This should be of interest to designers given that the Lynx R-1 doesn’t use a transparent display – like that of Microsoft’s Hololens – but instead uses a video passthrough with what looks to be minimal latency.
This allows much more control over the quality of the overlaid graphics; with each pixel controlled the scene can display more accurate colours and objects can appear much more opaque, building a greater sense of realism, while losing none of the real world immersion.
A 90 degree field of view from Lynx’s unique ‘four-fold catadioptric freeform prism’ lenses adds to the experience, although Larroque states that there’s still more fine tuning to be done.
This latest video is the raw capture of a demo scene built with Unity3D 2020.1, using a GoPro Hero4 looking through the left eyepiece of the Lynx HMD.
“We left the peripheral view on purpose on the left so you can appreciate the continuity that is key for proprioception and balance,” says Larroque.
“The distortion you might perceive especially in the peripheral vision on the left is because of the fisheye lens of the Gopro.”
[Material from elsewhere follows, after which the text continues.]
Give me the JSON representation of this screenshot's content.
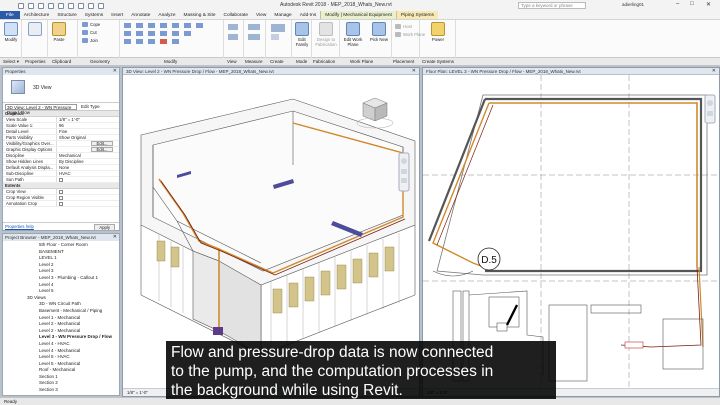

The rig used to film the video also let in more external light than the bulk of a human head would, so expect contrast to be even better. “Also remember that what you are seeing is a compressed 2D video,” adds Larroque, “it’s very far from the experience you might have when you wear the actual device.”